→ Entries from a dataset of interfaces:
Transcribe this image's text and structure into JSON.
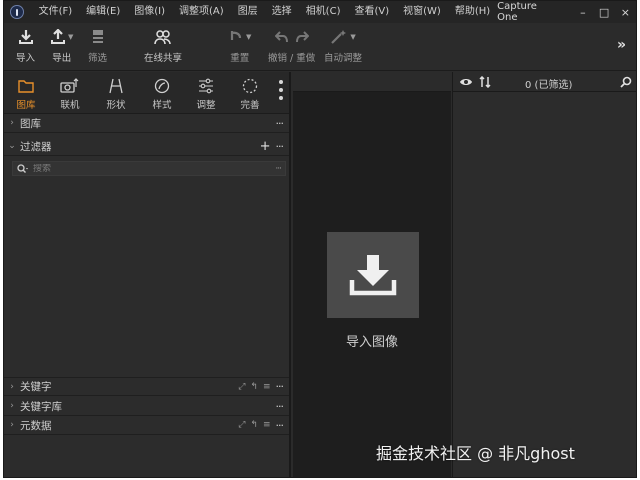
{
  "menubar": {
    "items": [
      "文件(F)",
      "编辑(E)",
      "图像(I)",
      "调整项(A)",
      "图层",
      "选择",
      "相机(C)",
      "查看(V)",
      "视窗(W)",
      "帮助(H)"
    ],
    "app_title": "Capture One",
    "minimize": "–",
    "maximize": "□",
    "close": "×"
  },
  "toolbar": {
    "import": "导入",
    "export": "导出",
    "filter": "筛选",
    "share": "在线共享",
    "reset": "重置",
    "undo_redo": "撤销 / 重做",
    "auto_adjust": "自动调整",
    "more": "»"
  },
  "tool_tabs": {
    "library": "图库",
    "tethered": "联机",
    "shape": "形状",
    "style": "样式",
    "adjust": "调整",
    "refine": "完善",
    "active_color": "#e8902a"
  },
  "sections": {
    "library": "图库",
    "filters": "过滤器",
    "keywords": "关键字",
    "keyword_library": "关键字库",
    "metadata": "元数据"
  },
  "search": {
    "placeholder": "搜索"
  },
  "viewer": {
    "import_label": "导入图像"
  },
  "browser": {
    "count": "0 (已筛选)"
  },
  "watermark": "掘金技术社区 @ 非凡ghost"
}
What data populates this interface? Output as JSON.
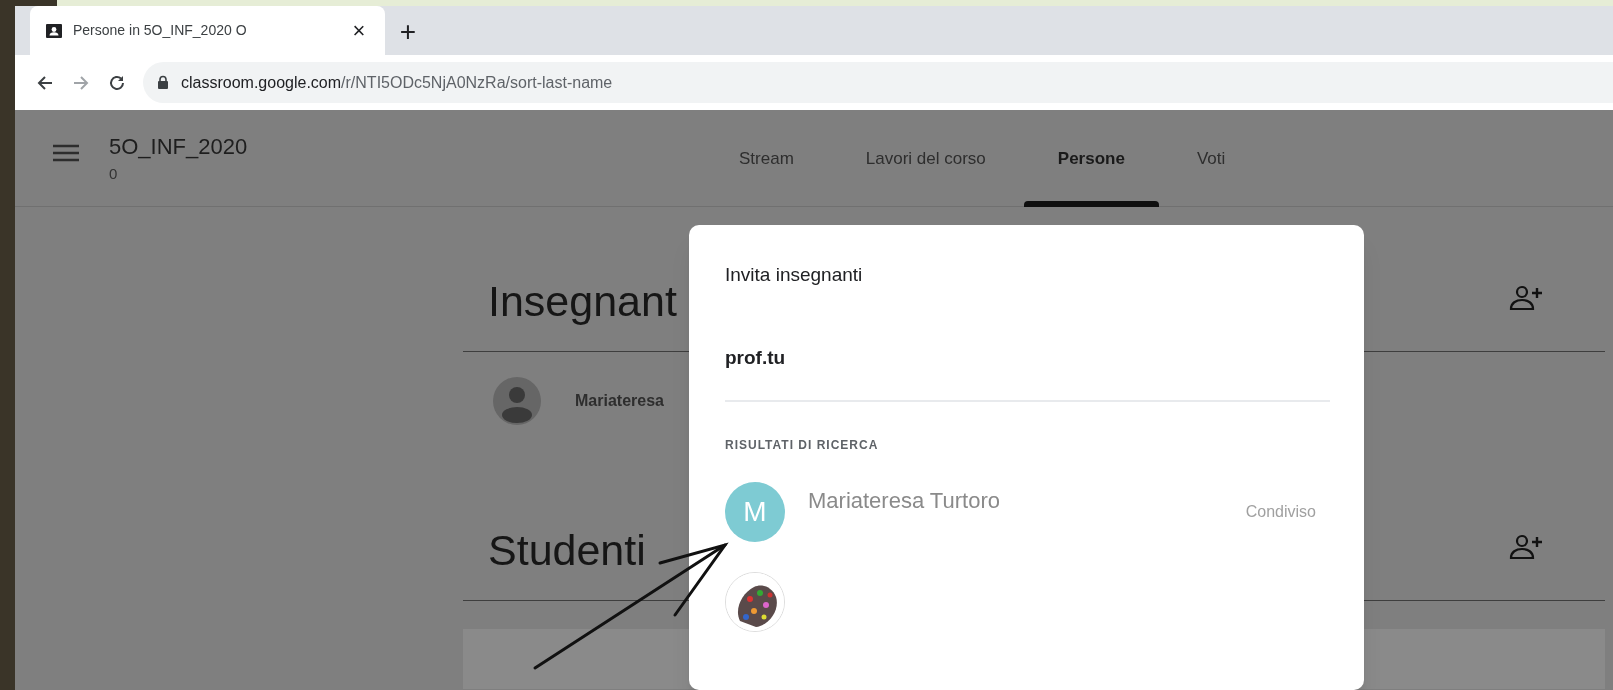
{
  "browser": {
    "tab_title": "Persone in 5O_INF_2020 O",
    "close": "×",
    "new_tab": "+",
    "url": "classroom.google.com/r/NTI5ODc5NjA0NzRa/sort-last-name"
  },
  "class": {
    "title": "5O_INF_2020",
    "subtitle": "0"
  },
  "nav_tabs": [
    {
      "label": "Stream",
      "selected": false
    },
    {
      "label": "Lavori del corso",
      "selected": false
    },
    {
      "label": "Persone",
      "selected": true
    },
    {
      "label": "Voti",
      "selected": false
    }
  ],
  "sections": [
    {
      "heading": "Insegnant",
      "members": [
        {
          "name": "Mariateresa"
        }
      ]
    },
    {
      "heading": "Studenti"
    }
  ],
  "dialog": {
    "title": "Invita insegnanti",
    "input_value": "prof.tu",
    "results_label": "RISULTATI DI RICERCA",
    "results": [
      {
        "kind": "letter",
        "initial": "M",
        "color": "#7ecbd3",
        "name": "Mariateresa Turtoro",
        "status": "Condiviso"
      },
      {
        "kind": "picture"
      }
    ]
  }
}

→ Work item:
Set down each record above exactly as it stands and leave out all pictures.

→ Solution to the problem:
Transcribe this image's text and structure into JSON.
{
  "menubar": {
    "items": [
      "文件(F)",
      "编辑(E)",
      "图像(I)",
      "调整项(A)",
      "图层",
      "选择",
      "相机(C)",
      "查看(V)",
      "视窗(W)",
      "帮助(H)"
    ],
    "app_title": "Capture One",
    "minimize": "–",
    "maximize": "□",
    "close": "×"
  },
  "toolbar": {
    "import": "导入",
    "export": "导出",
    "filter": "筛选",
    "share": "在线共享",
    "reset": "重置",
    "undo_redo": "撤销 / 重做",
    "auto_adjust": "自动调整",
    "more": "»"
  },
  "tool_tabs": {
    "library": "图库",
    "tethered": "联机",
    "shape": "形状",
    "style": "样式",
    "adjust": "调整",
    "refine": "完善",
    "active_color": "#e8902a"
  },
  "sections": {
    "library": "图库",
    "filters": "过滤器",
    "keywords": "关键字",
    "keyword_library": "关键字库",
    "metadata": "元数据"
  },
  "search": {
    "placeholder": "搜索"
  },
  "viewer": {
    "import_label": "导入图像"
  },
  "browser": {
    "count": "0 (已筛选)"
  },
  "watermark": "掘金技术社区 @ 非凡ghost"
}
What data populates this interface? Output as JSON.
{
  "browser": {
    "tab_title": "Persone in 5O_INF_2020 O",
    "close": "×",
    "new_tab": "+",
    "url": "classroom.google.com/r/NTI5ODc5NjA0NzRa/sort-last-name"
  },
  "class": {
    "title": "5O_INF_2020",
    "subtitle": "0"
  },
  "nav_tabs": [
    {
      "label": "Stream",
      "selected": false
    },
    {
      "label": "Lavori del corso",
      "selected": false
    },
    {
      "label": "Persone",
      "selected": true
    },
    {
      "label": "Voti",
      "selected": false
    }
  ],
  "sections": [
    {
      "heading": "Insegnant",
      "members": [
        {
          "name": "Mariateresa"
        }
      ]
    },
    {
      "heading": "Studenti"
    }
  ],
  "dialog": {
    "title": "Invita insegnanti",
    "input_value": "prof.tu",
    "results_label": "RISULTATI DI RICERCA",
    "results": [
      {
        "kind": "letter",
        "initial": "M",
        "color": "#7ecbd3",
        "name": "Mariateresa Turtoro",
        "status": "Condiviso"
      },
      {
        "kind": "picture"
      }
    ]
  }
}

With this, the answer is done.